:: Exercise data ::
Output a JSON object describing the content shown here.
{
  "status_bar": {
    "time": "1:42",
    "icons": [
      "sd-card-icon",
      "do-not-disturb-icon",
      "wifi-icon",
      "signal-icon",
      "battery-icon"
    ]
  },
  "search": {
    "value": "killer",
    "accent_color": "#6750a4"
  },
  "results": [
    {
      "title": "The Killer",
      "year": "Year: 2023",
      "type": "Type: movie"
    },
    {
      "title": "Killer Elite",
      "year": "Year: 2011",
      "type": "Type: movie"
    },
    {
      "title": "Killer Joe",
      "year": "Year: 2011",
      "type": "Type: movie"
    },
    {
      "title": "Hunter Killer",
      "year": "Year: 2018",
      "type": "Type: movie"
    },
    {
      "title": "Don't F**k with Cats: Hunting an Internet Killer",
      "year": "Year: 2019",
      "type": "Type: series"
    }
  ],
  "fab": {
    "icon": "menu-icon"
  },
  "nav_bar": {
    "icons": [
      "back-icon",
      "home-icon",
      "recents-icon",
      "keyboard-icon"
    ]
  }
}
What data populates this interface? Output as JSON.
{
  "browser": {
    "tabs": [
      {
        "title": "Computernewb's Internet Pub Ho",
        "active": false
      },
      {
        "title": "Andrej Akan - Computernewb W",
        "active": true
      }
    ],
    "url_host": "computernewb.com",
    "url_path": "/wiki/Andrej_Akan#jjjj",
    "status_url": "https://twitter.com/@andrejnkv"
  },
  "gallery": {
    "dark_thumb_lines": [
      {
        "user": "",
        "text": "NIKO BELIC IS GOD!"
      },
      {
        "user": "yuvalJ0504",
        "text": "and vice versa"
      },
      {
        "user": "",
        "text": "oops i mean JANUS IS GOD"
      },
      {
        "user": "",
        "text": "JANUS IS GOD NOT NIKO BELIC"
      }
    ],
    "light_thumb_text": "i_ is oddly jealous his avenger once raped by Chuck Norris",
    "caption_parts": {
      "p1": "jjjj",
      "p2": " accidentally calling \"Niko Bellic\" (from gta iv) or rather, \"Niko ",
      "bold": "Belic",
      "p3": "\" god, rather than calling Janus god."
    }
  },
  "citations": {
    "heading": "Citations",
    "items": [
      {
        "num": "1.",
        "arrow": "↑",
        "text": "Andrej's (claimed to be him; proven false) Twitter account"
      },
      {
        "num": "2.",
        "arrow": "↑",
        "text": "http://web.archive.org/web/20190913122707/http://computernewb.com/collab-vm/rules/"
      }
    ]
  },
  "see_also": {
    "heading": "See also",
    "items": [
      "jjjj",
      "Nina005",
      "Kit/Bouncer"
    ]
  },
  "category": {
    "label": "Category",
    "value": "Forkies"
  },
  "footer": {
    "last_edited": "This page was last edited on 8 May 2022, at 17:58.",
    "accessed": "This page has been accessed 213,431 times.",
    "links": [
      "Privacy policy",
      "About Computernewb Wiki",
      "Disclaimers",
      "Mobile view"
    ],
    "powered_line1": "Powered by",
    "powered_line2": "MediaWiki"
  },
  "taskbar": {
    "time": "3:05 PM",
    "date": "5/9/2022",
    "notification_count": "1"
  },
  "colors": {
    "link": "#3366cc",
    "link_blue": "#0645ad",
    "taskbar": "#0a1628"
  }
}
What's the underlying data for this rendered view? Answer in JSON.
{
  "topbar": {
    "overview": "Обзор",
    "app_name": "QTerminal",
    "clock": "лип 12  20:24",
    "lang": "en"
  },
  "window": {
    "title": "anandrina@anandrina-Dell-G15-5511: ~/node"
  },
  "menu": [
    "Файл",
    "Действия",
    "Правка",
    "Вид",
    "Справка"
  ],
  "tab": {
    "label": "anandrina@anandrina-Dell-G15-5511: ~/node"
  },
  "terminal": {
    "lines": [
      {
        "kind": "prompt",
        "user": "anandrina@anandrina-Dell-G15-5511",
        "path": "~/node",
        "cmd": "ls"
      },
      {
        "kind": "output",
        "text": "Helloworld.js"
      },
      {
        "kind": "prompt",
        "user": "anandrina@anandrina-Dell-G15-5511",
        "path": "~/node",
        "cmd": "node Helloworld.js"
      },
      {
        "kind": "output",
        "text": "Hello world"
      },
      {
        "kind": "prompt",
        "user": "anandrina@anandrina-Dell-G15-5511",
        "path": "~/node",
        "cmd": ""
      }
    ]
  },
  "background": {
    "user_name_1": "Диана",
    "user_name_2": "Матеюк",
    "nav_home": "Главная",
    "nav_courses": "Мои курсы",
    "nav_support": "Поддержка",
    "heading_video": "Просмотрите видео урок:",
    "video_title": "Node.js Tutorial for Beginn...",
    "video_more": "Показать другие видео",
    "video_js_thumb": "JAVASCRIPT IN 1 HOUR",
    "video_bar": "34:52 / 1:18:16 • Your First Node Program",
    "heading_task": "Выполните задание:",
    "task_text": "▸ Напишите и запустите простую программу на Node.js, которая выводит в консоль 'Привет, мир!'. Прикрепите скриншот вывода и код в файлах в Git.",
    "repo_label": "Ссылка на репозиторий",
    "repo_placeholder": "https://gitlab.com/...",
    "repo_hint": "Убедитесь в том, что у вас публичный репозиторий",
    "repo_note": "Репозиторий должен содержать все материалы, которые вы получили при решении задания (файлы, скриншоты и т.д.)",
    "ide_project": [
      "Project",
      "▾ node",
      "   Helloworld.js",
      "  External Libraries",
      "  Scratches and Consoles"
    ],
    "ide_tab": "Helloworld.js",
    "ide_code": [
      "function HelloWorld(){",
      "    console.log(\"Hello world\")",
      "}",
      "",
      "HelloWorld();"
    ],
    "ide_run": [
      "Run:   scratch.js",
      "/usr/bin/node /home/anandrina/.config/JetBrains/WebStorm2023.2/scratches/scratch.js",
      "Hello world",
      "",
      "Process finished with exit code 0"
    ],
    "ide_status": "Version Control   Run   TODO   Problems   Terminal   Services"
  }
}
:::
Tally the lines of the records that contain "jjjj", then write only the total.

3